After it is determined that the vagus nerve is damaged or disordered, an initial step in treatment is typically nerve therapy, in which the nerve is exposed to electric pulses to regulate nerve signals, according to MD Health. Medication may be necessary to treat the symptoms caused by a vagus nerve disorder. The medication needed will depend on what part of the body (the stomach, heart or other organ) is being negatively affected by the disordered nerve.
Vagus nerve disorders include over- and under-active vagus nerves, as stated by MD Health. Overactive vagus nerves can cause frequent fainting spells but otherwise do not cause major health issues. However, under-active vagus nerves can lead to gastroparesis, a condition in which the stomach does not properly push food into the intestines during the digestion process. Gastroparesis can lead to other issues, such as a decreased heart rate, stomach discomfort and other indigestion symptoms.

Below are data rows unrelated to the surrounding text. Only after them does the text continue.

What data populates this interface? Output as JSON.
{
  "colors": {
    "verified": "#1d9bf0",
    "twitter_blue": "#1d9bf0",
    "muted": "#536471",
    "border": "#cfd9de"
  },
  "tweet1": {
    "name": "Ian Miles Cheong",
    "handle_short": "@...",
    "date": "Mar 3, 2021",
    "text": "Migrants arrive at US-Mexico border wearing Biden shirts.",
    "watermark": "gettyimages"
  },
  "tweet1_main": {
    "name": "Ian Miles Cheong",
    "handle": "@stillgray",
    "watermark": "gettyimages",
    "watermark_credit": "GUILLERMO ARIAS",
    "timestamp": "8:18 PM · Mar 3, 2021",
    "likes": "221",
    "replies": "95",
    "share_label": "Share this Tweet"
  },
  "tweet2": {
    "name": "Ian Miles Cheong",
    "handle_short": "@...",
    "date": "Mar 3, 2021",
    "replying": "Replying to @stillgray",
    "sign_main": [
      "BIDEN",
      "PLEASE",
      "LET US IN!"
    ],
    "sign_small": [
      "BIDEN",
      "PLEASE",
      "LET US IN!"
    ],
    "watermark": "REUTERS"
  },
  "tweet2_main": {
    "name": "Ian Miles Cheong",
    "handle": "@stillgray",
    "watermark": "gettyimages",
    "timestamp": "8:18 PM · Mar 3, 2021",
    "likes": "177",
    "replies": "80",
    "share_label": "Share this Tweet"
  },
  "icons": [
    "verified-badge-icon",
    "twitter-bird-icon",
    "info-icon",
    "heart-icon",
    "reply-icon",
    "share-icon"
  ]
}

Regarding gastroparesis, the vagus nerves, which are responsible for controlling the stomach muscles, help to facilitate digestion by signaling the stomach muscles to push digested food from the stomach to the intestines, as described by the Mayo Clinic. A disordered vagus nerve does not do its job of signaling stomach muscles, resulting in a slowed digestion process and food remaining in the stomach longer than normal and eventually leading to gastroparesis. Vagus nerves can also help to facilitate other bodily functions, from the heartbeat to other muscles' movements.